     (b) An agency must include a written justification in the rule-making file if an opportunity for interested parties to participate in the rule-making process prior to publication of the proposed rule has not been provided.

     (4) This section does not apply to:

     (a) Emergency rules adopted under RCW 34.05.350;

     (b) Rules relating only to internal governmental operations that are not subject to violation by a nongovernment party;

     (c) Rules adopting or incorporating by reference without material change federal statutes or regulations, Washington state statutes, rules of other Washington state agencies, shoreline master programs other than those programs governing shorelines of statewide significance, or, as referenced by Washington state law, national consensus codes that generally establish industry standards, if the material adopted or incorporated regulates the same subject matter and conduct as the adopting or incorporating rule;

     (d) Rules that only correct typographical errors, make address or name changes, or clarify language of a rule without changing its effect;

     (e) Rules the content of which is explicitly and specifically dictated by statute;

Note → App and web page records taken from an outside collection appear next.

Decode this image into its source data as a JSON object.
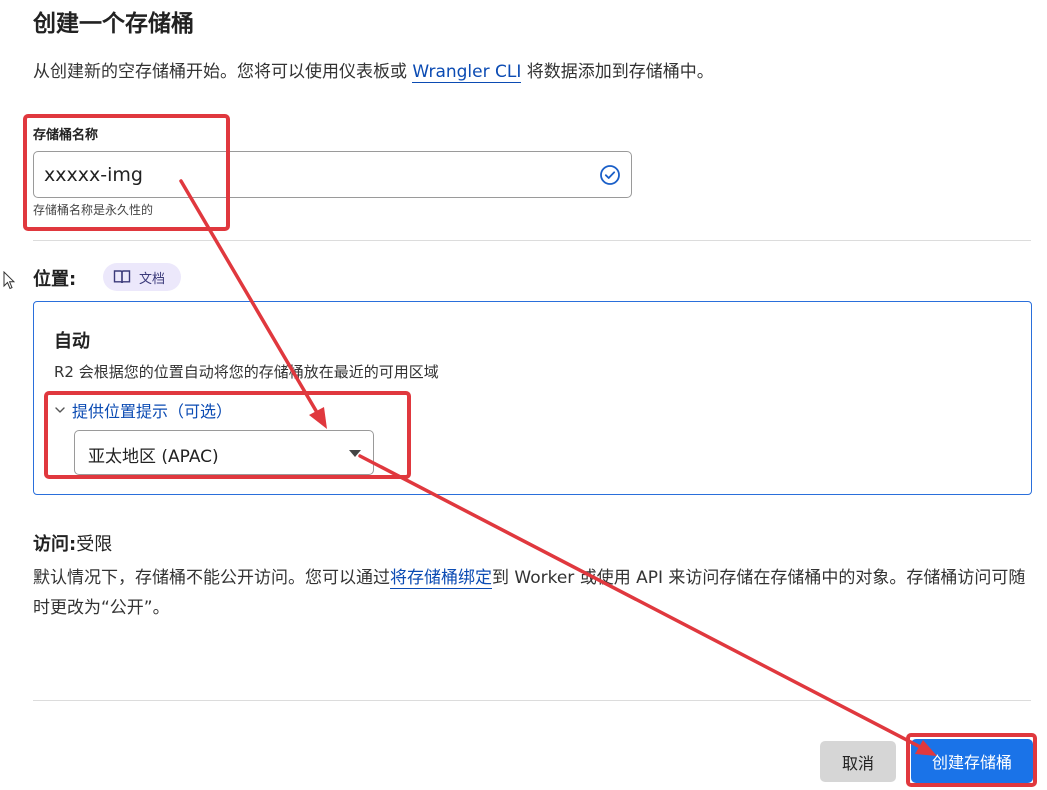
{
  "page": {
    "title": "创建一个存储桶",
    "intro_before": "从创建新的空存储桶开始。您将可以使用仪表板或 ",
    "intro_link": "Wrangler CLI",
    "intro_after": " 将数据添加到存储桶中。"
  },
  "bucket_name": {
    "label": "存储桶名称",
    "value": "xxxxx-img",
    "helper": "存储桶名称是永久性的",
    "status_icon": "check-circle-icon"
  },
  "location": {
    "label": "位置:",
    "docs_label": "文档",
    "docs_icon": "book-icon",
    "card_title": "自动",
    "card_desc": "R2 会根据您的位置自动将您的存储桶放在最近的可用区域",
    "hint_toggle": "提供位置提示（可选）",
    "region_selected": "亚太地区 (APAC)"
  },
  "access": {
    "label": "访问:",
    "value": "受限",
    "desc_before": "默认情况下，存储桶不能公开访问。您可以通过",
    "desc_link": "将存储桶绑定",
    "desc_after": "到 Worker 或使用 API 来访问存储在存储桶中的对象。存储桶访问可随时更改为“公开”。"
  },
  "actions": {
    "cancel": "取消",
    "create": "创建存储桶"
  },
  "colors": {
    "accent": "#1a73e8",
    "link": "#0b4bb3",
    "annotation": "#e0383e"
  }
}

     (f) Rules that set or adjust fees under the authority of RCW 19.02.075 or that set or adjust fees or rates pursuant to legislative standards, including fees set or adjusted under the authority of RCW 19.80.045; or

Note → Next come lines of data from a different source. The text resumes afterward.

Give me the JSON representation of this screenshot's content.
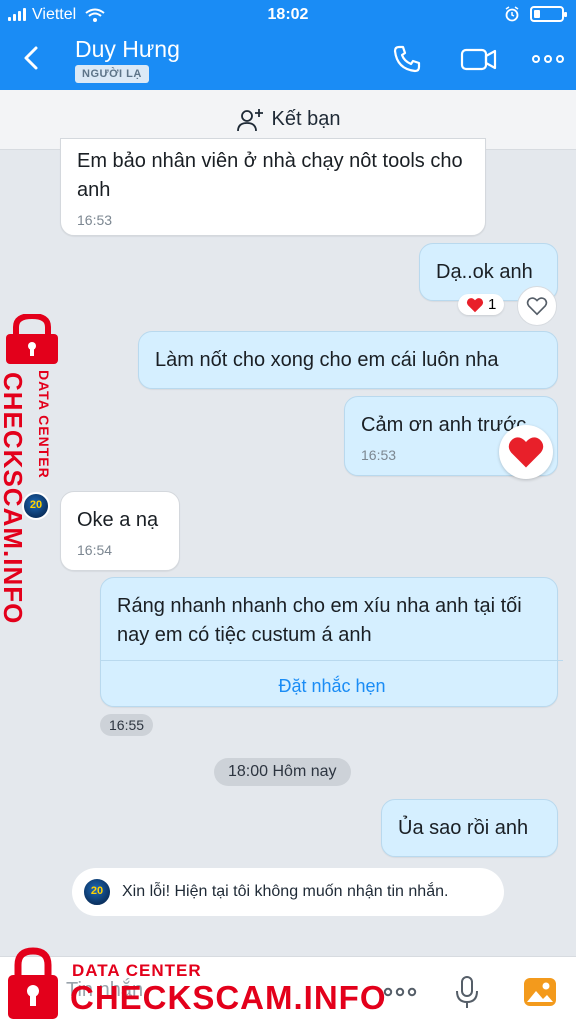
{
  "status_bar": {
    "carrier": "Viettel",
    "time": "18:02"
  },
  "header": {
    "contact_name": "Duy Hưng",
    "tag": "NGƯỜI LẠ"
  },
  "add_friend": {
    "label": "Kết bạn"
  },
  "messages": [
    {
      "text": "Em bảo nhân viên ở nhà chạy nôt tools cho anh",
      "time": "16:53"
    },
    {
      "text": "Dạ..ok anh",
      "reaction_count": "1"
    },
    {
      "text": "Làm nốt cho xong cho em cái luôn nha"
    },
    {
      "text": "Cảm ơn anh trước",
      "time": "16:53"
    },
    {
      "text": "Oke a nạ",
      "time": "16:54"
    },
    {
      "text": "Ráng nhanh nhanh cho em xíu nha anh tại tối nay em có tiệc custum á anh",
      "action": "Đặt nhắc hẹn",
      "time": "16:55"
    },
    {
      "text": "Ủa sao rồi anh"
    }
  ],
  "date_separator": "18:00 Hôm nay",
  "system_message": "Xin lỗi! Hiện tại tôi không muốn nhận tin nhắn.",
  "avatar_text": "20",
  "input": {
    "placeholder": "Tin nhắn"
  },
  "watermark": {
    "small": "DATA CENTER",
    "big": "CHECKSCAM.INFO"
  },
  "colors": {
    "header_blue": "#1a8cf5",
    "outgoing_bubble": "#d5efff",
    "watermark_red": "#e3001b",
    "heart_red": "#e8202a"
  }
}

     (g) Rules that adopt, amend, or repeal:

     (i) A procedure, practice, or requirement relating to agency hearings; or

     (ii) A filing or related process requirement for applying to an agency for a license or permit.

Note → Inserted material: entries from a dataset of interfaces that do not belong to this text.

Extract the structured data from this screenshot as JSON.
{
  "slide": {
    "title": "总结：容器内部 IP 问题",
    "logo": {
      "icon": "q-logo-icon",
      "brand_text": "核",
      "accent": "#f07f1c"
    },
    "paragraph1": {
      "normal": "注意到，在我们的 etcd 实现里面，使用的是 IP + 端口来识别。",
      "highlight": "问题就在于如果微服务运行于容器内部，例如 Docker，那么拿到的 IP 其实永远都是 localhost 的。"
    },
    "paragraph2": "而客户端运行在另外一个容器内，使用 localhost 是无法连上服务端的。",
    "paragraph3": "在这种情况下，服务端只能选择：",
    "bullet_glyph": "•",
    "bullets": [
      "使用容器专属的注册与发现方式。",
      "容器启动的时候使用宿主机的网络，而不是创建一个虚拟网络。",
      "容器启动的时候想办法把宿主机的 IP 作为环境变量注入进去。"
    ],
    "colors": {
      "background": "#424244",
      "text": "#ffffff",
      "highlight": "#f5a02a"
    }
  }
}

[2011 c 298 § 20; 2004 c 31 § 1; 1995 c 403 § 301; 1994 c 249 § 1; 1993 c 202 § 2; 1989 c 175 § 5; 1988 c 288 § 301.]

Notes:

     Purpose -- Intent -- Agency transfer -- Contracting -- Effective date -- 2011 c 289: See notes following RCW 19.02.020.

     Application -- 1995 c 403 §§ 201, 301-305, 401-405, and 801: See note following RCW 34.05.328.

     Findings -- Short title -- Intent -- 1995 c 403: See note following RCW 34.05.328.

     Part headings not law -- Severability -- 1995 c 403: See RCW 43.05.903 and 43.05.904.

     Severability -- 1994 c 249: "If any provision of this act or its application to any person or circumstance is held invalid, the remainder of the act or the application of the provision to other persons or circumstances is not affected." [1994 c 249 § 38.]

     Application -- 1994 c 249: "This act applies prospectively only and not retroactively." [1994 c 249 § 36.]

     Finding -- Intent -- 1993 c 202: "The legislature finds that while the 1988 Administrative Procedure Act expanded public participation in the agency rule-making process, there continue to be instances when participants have developed adversarial relationships with each other, resulting in the inability to identify all of the issues, the failure to focus on solutions to problems, unnecessary delays, litigation, and added cost to the agency, affected parties, and the public in general.

     When interested parties work together, it is possible to negotiate development of a rule that is acceptable to all affected, and that conforms to the intent of the statute the rule is intended to implement.

     After a rule is adopted, unanticipated negative impacts may emerge. Examples include excessive costs of administration for the agency and compliance by affected parties, technical conditions that may be physically or economically unfeasible to meet, problems of interpretation due to lack of clarity, and reporting requirements that duplicate or conflict with those already in place.

     It is therefore the intent of the legislature to encourage flexible approaches to developing administrative rules, including but not limited to negotiated rule making and a process for testing the feasibility of adopted rules, often called the pilot rule process. However, nothing in chapter 202, Laws of 1993 shall be construed to create any mandatory duty for an agency to use the procedures in RCW 34.05.310 or 34.05.313 in any particular instance of rule making. Agencies shall determine, in their discretion, when it is appropriate to use these procedures." [1993 c 202 § 1.]

     Effective date -- 1989 c 175: See note following RCW 34.05.010.

Rules coordinator duties regarding business: RCW 43.17.310.